The performance poetry unit introduced me to the importance of rhythm in writing. Even if the meter is subtle, the innate pleasure one finds in a beat will improve their experience as a listener and add a foundation the piece. As we prepare for the upcoming Fall show, I find myself returning to the lessons Taylor taught us about reading to an imaginary beat, and how to attract the audience by doing so.

Eva Whitney, class of 2020

“I feel like an old oak door” by Max Chu

Over the summer I was in a funk. Whenever I tried to write, I got the overwhelming sensation that I was wasting my own time, in addition to whichever poor friend who had to read my own piece. For months this creeping sensation followed me, making itself intertwined with the heat of the summer like a cat in a curtain! I roamed about my day to day of summer nothings with this funk gnawing away at my creativity and only at night when it got cooler could I assess the damages. After the summer, I named this time in my life the “Funky Hours,” and out of the Funky Hours came nothing but that grey spitting funky mush.
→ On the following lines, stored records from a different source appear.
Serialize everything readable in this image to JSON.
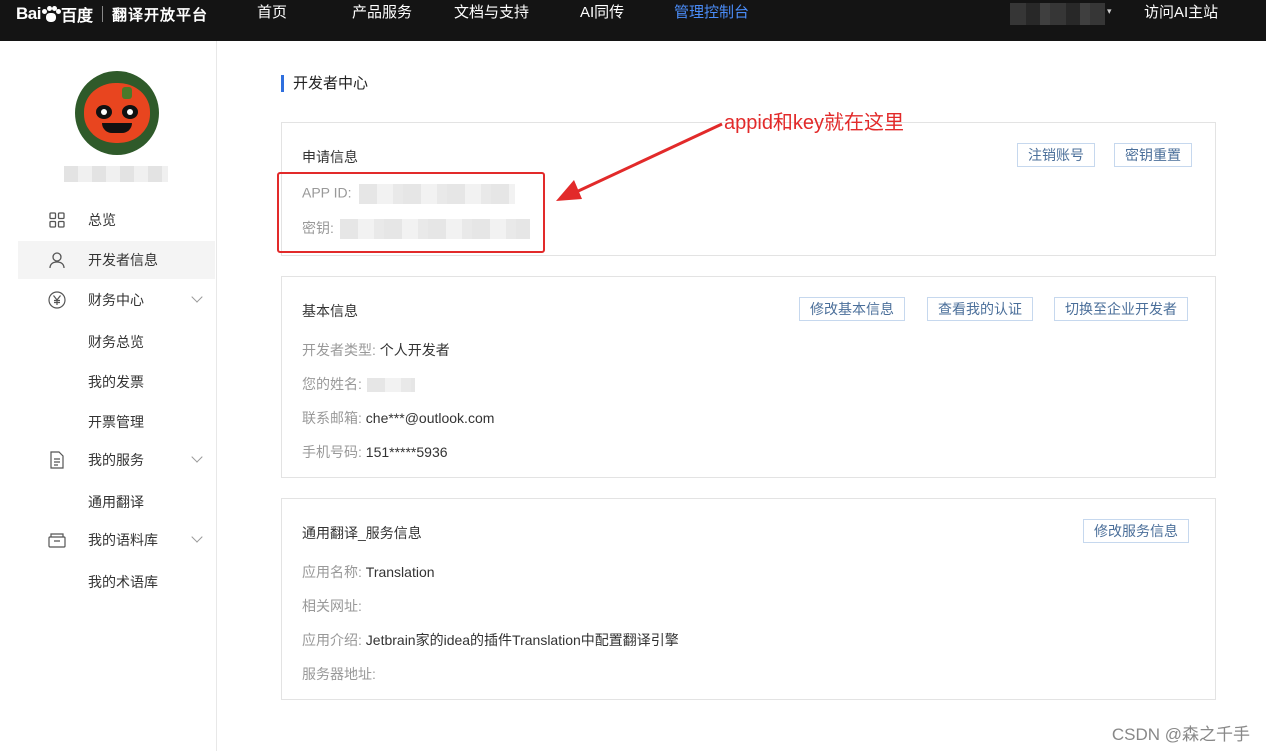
{
  "topbar": {
    "logo_bai": "Bai",
    "logo_du": "百度",
    "logo_sub": "翻译开放平台",
    "nav": [
      "首页",
      "产品服务",
      "文档与支持",
      "AI同传",
      "管理控制台"
    ],
    "active_nav": "管理控制台",
    "visit_home": "访问AI主站"
  },
  "sidebar": {
    "items": [
      {
        "label": "总览",
        "icon": "grid-icon"
      },
      {
        "label": "开发者信息",
        "icon": "user-icon"
      },
      {
        "label": "财务中心",
        "icon": "yen-icon"
      },
      {
        "label": "财务总览"
      },
      {
        "label": "我的发票"
      },
      {
        "label": "开票管理"
      },
      {
        "label": "我的服务",
        "icon": "document-icon"
      },
      {
        "label": "通用翻译"
      },
      {
        "label": "我的语料库",
        "icon": "archive-icon"
      },
      {
        "label": "我的术语库"
      }
    ]
  },
  "main": {
    "page_title": "开发者中心",
    "apply_info": {
      "title": "申请信息",
      "cancel_account": "注销账号",
      "reset_key": "密钥重置",
      "app_id_label": "APP ID:",
      "key_label": "密钥:"
    },
    "basic_info": {
      "title": "基本信息",
      "edit_basic": "修改基本信息",
      "view_cert": "查看我的认证",
      "switch_enterprise": "切换至企业开发者",
      "dev_type_label": "开发者类型:",
      "dev_type_value": "个人开发者",
      "name_label": "您的姓名:",
      "email_label": "联系邮箱:",
      "email_value": "che***@outlook.com",
      "phone_label": "手机号码:",
      "phone_value": "151*****5936"
    },
    "service_info": {
      "title": "通用翻译_服务信息",
      "edit_service": "修改服务信息",
      "app_name_label": "应用名称:",
      "app_name_value": "Translation",
      "url_label": "相关网址:",
      "intro_label": "应用介绍:",
      "intro_value": "Jetbrain家的idea的插件Translation中配置翻译引擎",
      "server_label": "服务器地址:"
    }
  },
  "annotation": {
    "text": "appid和key就在这里",
    "color": "#e22a2a"
  },
  "watermark": "CSDN @森之千手",
  "colors": {
    "topbar_bg": "#141414",
    "active_nav": "#4a8cf7",
    "accent": "#2f6fde"
  }
}
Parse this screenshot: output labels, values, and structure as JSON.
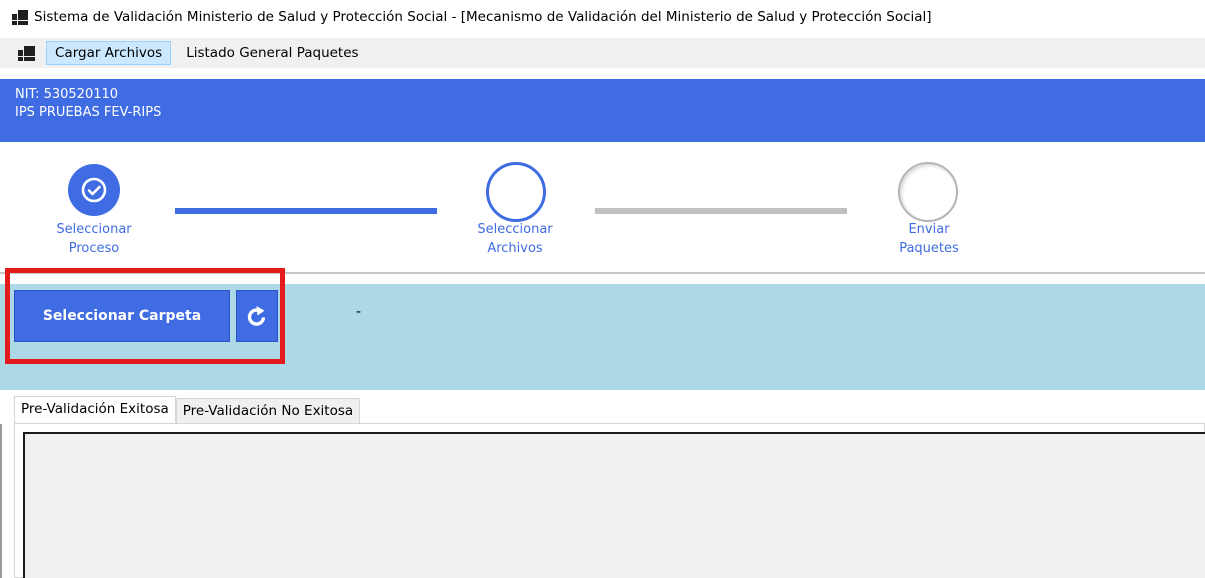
{
  "window": {
    "title": "Sistema de Validación Ministerio de Salud y Protección Social - [Mecanismo de Validación del Ministerio de Salud y Protección Social]"
  },
  "menu": {
    "items": [
      {
        "label": "Cargar Archivos",
        "active": true
      },
      {
        "label": "Listado General Paquetes",
        "active": false
      }
    ]
  },
  "header": {
    "nit": "NIT: 530520110",
    "name": "IPS PRUEBAS FEV-RIPS"
  },
  "stepper": {
    "steps": [
      {
        "line1": "Seleccionar",
        "line2": "Proceso",
        "state": "completed"
      },
      {
        "line1": "Seleccionar",
        "line2": "Archivos",
        "state": "current"
      },
      {
        "line1": "Enviar",
        "line2": "Paquetes",
        "state": "pending"
      }
    ]
  },
  "actions": {
    "select_folder_label": "Seleccionar Carpeta",
    "refresh_icon": "refresh-icon",
    "folder_path": "-"
  },
  "tabs": [
    {
      "label": "Pre-Validación Exitosa",
      "active": true
    },
    {
      "label": "Pre-Validación No Exitosa",
      "active": false
    }
  ],
  "colors": {
    "primary": "#3f6ce3",
    "band": "#add8e6",
    "highlight": "#e31b1b",
    "inactive_line": "#c0c0c0",
    "inactive_circle": "#b5b5b5"
  }
}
The one and only salvageable thing I wrote over the summer came to me thusly, on the hottest day of the year. I was sitting at a kitchen table, sweltering. The window yawning, and through its mouth I could see the greater countryside of Britain. A man stood in front of me, and had been talking and talking for maybe days, who was I to say? I tip my chair back, and while balancing on the tip of two legs is when I deem it appropriate to evaluate how each part of my body is feeling, specifically (as I do in moments of great…inaction). I start with my toes, work up, and come to this conclusion, expressed best in the poetic form:

I feel like an old oak door

by Max Chu

              I
feel      like
an        old
oak
              door
.

This may be the best poem that came out of the Funky Hours. In the moment of conception, there was no doubt in my mind that this was the truest poem I could have written. As the author, I can tell you with full assurance that the speaker and the author are one, that the old oak door that the speaker describes is the same to the one that the author envisions in his mind’s eye! Therefore, whichever old oak door that the reader envisions the speaker to be envisioning is the same to the one that the author, me, is envisioning.

My godmother use to own this enormous house in the wilderness of Inverness. Whether it was actually in the wilderness and whether it was actually enormous is unknown to me, as I have not been back to the house since my childhood. However, in the mornings, my godmother would take a dog food dish and fill it with birdseed before leaving her front door and placing the food on the front porch. Then she would turn around and go back inside, closing the red old oak door behind her. I bet you didn’t expect it to be red!

Max Chu, class of 2020